With the help of five sequenced fish genomes, we were able to extend such analyses to a deeper evolutionary time, spanning bony vertebrate evolution . We analysed 881 families of vertebrate genes containing either strict singleton genes or genes with duplication in fishes. As many theoretical models predict a shift in selective pressure between duplicates, we analysed the branch separating the two copies of teleost fish genes. We found that 36% of genes exhibited positive selection, at a few sites per gene (3%). But we also found ∼60% of branches separating teleost fish and tetrapods under positive selection, concerning again few sites (5%). This is consistent with our preliminary results on covarions and CBD on amino acids. In any case, it appears that episodic positive selection has affected at least 77% of the genes we studied, and these represent the most conservative subset of the genome.
Overall, positive selection between orthologues does not appear to be rare. This could result in changes of function between species, and alter the biochemical properties of proteins, leading to erroneous conclusions in drug discovery analysis . Moreover, it seems that genes implicated in pathologies such as cancers, schizophrenia and Alzheimer's disease, are overrepresented among genes having evolved under positive selection .
Episodic selection as a major mechanism in protein evolution
The episodic model of evolution [1,51] appears to be an important concept to understand protein evolution. It is thus of great interest to identify such changes in gene families. The main challenge is to define criteria to predict in silico whether there is a biological change in function or not. The studies we present provide only a measure in divergence between homologous genes. It is probable that some diverging sites cause strong functional divergence (differences in substrate, or in interaction partners), whereas, for others, it is more slight (optimization for temperature, change in the rate of the enzymatic reaction). Transferring annotations by homology can be misled by such changes.
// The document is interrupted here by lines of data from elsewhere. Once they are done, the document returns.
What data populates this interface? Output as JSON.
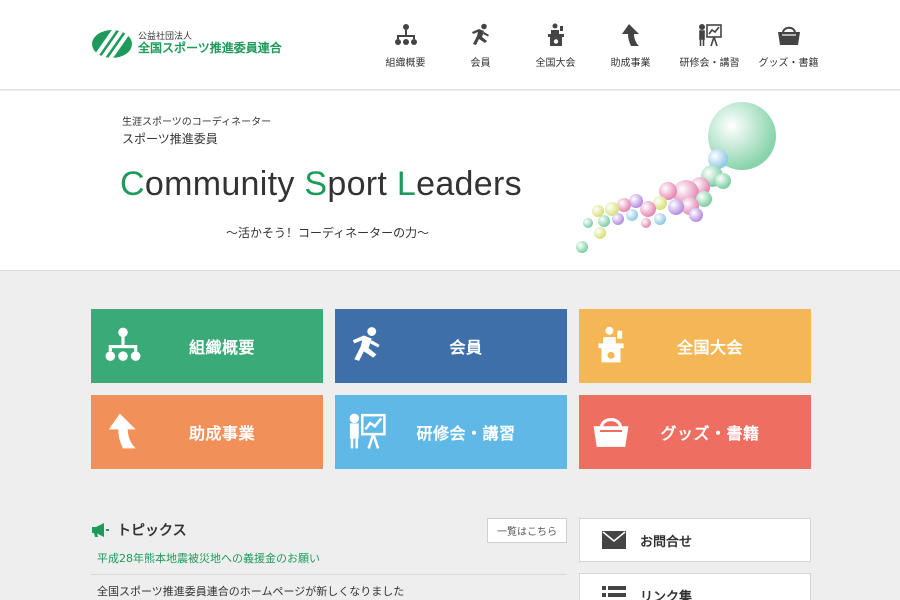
{
  "logo": {
    "sub": "公益社団法人",
    "main": "全国スポーツ推進委員連合"
  },
  "nav": [
    {
      "label": "組織概要",
      "icon": "org-chart-icon"
    },
    {
      "label": "会員",
      "icon": "runner-icon"
    },
    {
      "label": "全国大会",
      "icon": "podium-speaker-icon"
    },
    {
      "label": "助成事業",
      "icon": "up-arrow-icon"
    },
    {
      "label": "研修会・講習",
      "icon": "presentation-icon"
    },
    {
      "label": "グッズ・書籍",
      "icon": "basket-icon"
    }
  ],
  "hero": {
    "small": "生涯スポーツのコーディネーター",
    "sub": "スポーツ推進委員",
    "title_parts": [
      "C",
      "ommunity ",
      "S",
      "port ",
      "L",
      "eaders"
    ],
    "tagline": "〜活かそう！コーディネーターの力〜"
  },
  "tiles": [
    {
      "label": "組織概要",
      "icon": "org-chart-icon",
      "color": "#3aaa78"
    },
    {
      "label": "会員",
      "icon": "runner-icon",
      "color": "#3f6fa9"
    },
    {
      "label": "全国大会",
      "icon": "podium-speaker-icon",
      "color": "#f5b755"
    },
    {
      "label": "助成事業",
      "icon": "up-arrow-icon",
      "color": "#f29059"
    },
    {
      "label": "研修会・講習",
      "icon": "presentation-icon",
      "color": "#5fb8e6"
    },
    {
      "label": "グッズ・書籍",
      "icon": "basket-icon",
      "color": "#ee6f62"
    }
  ],
  "topics": {
    "title": "トピックス",
    "all_link": "一覧はこちら",
    "items": [
      "平成28年熊本地震被災地への義援金のお願い",
      "全国スポーツ推進委員連合のホームページが新しくなりました"
    ]
  },
  "side": [
    {
      "label": "お問合せ",
      "icon": "envelope-icon"
    },
    {
      "label": "リンク集",
      "icon": "list-icon"
    }
  ],
  "colors": {
    "brand_green": "#1e9b5a"
  }
}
It has been reported that most enzymatic domains have difference between homologues directly in their actives sites, thus possibly moving the protein to another enzymatic class . Such a shift has already been observed between two highly conserved proteins with 98% identity , and thus can depend on very few amino acid changes. As more genomes from various clades will be sequenced in the future, and increase the power of sequence analyses, we hope to see an increase in studies using this type of method (covarion, CBD and branch-site models), thus clarifying the evolution of protein function.
Protein Evolution: Sequences, Structures and Systems: Biochemical Society Focused Meeting to commemorate the 200th Anniversary of Charles Darwin's birth held at the Wellcome Trust Conference Centre, Cambridge, U.K., 26–27 January 2009. Organized and Edited by Roman Laskowski (EMBL-EBI, Hinxton, U.K.), Michael Sternberg (Imperial College London, U.K.) and Janet Thornton (EMBL-EBI, Hinxton, U.K.).
We thank P.-A. Christin for helpful discussions.
We acknowledge funding from Etat de Vaud and Swiss National Science Foundation [grant number 116798].